Brazil's BM&FBovespa buys Cetip, creates Latin America's largest bourse

A woman takes a picture of an electronic display board at Brazil's BM&FBovespa stock exchange in Sao Paulo October 7, 2013. REUTERS/Nacho Doce

SAO PAULO (Reuters) - BM&FBovespa SA, Latin America’s largest financial bourse, took over rival Cetip SA Mercados Organizados in a transaction valued at almost 12 billion reais ($3.3 billion), creating a giant with growing presence in regional financial markets spanning from Mexico to Chile.

Under terms of a revamped, unsolicited offer unveiled on Friday, BM&FBovespa BVMF3.SA will pay shareholders of Cetip about 30.75 reais in cash and the equivalent of 0.8991 share in BM&FBovespa, according to a joint statement. Cetip shareholders will own about 11.8 percent of the combined company, which could have about 40 billion reais in market value.

Reuters reported on Wednesday, citing a source, that Cetip CTIP3.SA had agreed on terms of the sweetened offer, and were expected to give their blessing to the deal within 48 hours. BM&FBovespa's prior binding bid that was rejected early in March offered 41 reais per share of Cetip.

The Cetip takeover will make BM&FBovespa the dominant exchange in Brazil, controlling depositary and clearing activities for all types of financial assets and sourcing investors with proprietary market data. Cetip is Latin America’s largest depositary of financial securities with a vast over-the-counter, fixed-income derivatives operation.

In recent months, BM&FBovespa has bought small stakes in Mexican and Chilean counterparts, broadening the scope of the products and services it offers in Brazil’s more sophisticated markets.

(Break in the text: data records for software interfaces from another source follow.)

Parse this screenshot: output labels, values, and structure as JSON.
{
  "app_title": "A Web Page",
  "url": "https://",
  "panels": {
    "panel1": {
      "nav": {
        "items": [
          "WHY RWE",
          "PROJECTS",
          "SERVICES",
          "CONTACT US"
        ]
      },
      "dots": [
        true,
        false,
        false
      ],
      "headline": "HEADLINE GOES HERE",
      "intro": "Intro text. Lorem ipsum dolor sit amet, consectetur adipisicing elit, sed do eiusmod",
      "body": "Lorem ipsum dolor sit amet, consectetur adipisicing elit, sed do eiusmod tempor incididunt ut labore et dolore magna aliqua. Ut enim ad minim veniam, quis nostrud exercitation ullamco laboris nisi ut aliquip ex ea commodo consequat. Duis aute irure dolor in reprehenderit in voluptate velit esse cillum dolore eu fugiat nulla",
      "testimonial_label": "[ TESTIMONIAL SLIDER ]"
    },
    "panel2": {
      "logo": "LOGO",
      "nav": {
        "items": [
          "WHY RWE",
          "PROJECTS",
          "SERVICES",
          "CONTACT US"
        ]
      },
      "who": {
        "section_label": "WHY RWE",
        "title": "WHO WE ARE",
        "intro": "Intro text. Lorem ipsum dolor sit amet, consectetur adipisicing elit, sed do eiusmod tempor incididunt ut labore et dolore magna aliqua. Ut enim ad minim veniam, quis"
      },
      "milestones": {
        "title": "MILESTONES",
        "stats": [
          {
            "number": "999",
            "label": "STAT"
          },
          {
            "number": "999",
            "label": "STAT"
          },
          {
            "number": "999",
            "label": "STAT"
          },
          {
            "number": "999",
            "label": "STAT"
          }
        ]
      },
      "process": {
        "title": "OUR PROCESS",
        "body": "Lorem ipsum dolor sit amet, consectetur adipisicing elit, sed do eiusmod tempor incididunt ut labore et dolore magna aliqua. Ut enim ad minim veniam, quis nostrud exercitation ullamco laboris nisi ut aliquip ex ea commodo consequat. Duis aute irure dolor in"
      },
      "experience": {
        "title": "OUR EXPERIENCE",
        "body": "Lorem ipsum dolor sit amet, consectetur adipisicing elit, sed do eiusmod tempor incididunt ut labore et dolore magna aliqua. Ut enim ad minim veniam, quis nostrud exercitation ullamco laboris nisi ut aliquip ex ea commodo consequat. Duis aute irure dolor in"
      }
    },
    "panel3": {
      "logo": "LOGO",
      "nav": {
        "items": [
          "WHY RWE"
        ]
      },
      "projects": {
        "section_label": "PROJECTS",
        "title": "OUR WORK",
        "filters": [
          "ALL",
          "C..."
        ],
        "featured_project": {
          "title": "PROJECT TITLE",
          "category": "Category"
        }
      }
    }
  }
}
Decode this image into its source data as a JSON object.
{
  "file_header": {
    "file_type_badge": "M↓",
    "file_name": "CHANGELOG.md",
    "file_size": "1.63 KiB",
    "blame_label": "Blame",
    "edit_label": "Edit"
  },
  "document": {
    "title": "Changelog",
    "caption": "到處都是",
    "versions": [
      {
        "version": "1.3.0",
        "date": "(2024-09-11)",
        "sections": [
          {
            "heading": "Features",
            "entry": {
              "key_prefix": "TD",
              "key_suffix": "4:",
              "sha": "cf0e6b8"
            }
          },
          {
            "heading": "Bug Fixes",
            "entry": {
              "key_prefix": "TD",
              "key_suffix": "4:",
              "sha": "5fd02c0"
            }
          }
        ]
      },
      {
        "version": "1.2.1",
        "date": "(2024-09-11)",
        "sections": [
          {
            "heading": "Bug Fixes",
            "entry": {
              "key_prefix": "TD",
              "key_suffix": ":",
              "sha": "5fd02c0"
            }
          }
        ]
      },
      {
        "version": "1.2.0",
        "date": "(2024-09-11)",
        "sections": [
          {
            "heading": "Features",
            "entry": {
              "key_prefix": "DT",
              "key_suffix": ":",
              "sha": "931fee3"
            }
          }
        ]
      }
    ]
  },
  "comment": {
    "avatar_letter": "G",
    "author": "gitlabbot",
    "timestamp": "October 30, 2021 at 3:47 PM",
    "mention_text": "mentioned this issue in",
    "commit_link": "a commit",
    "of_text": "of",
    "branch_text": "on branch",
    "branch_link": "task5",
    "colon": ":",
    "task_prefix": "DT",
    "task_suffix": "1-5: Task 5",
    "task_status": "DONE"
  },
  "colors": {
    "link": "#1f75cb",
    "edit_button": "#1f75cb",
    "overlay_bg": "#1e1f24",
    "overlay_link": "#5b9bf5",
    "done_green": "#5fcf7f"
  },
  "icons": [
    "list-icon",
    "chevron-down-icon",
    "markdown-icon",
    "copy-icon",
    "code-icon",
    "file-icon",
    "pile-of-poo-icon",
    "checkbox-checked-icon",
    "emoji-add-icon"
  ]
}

“The management of both companies emphasize that this combination of talents and strengths will present an unparalleled event in Brazil’s financial and capital markets from the creation of a top-class market structure,” the statement said.

The negotiations followed years of speculation that BM&FBovespa could pursue an unsolicited takeover of Cetip to grow in registration and custody of fixed-income and credit instruments, segments in which the bourse failed to win market share.

The deal could be reversed should regulators failed to approve the combination or shareholders refused to pass it within the next 18 months, the statement said. The estimated value per Cetip share would be around 45 reais, based on BM&FBovespa’s Friday closing price, according to Thomson Reuters calculations.

Reporting by Guillermo Parra-Bernal; Editing by Dan Grebler, Bernard Orr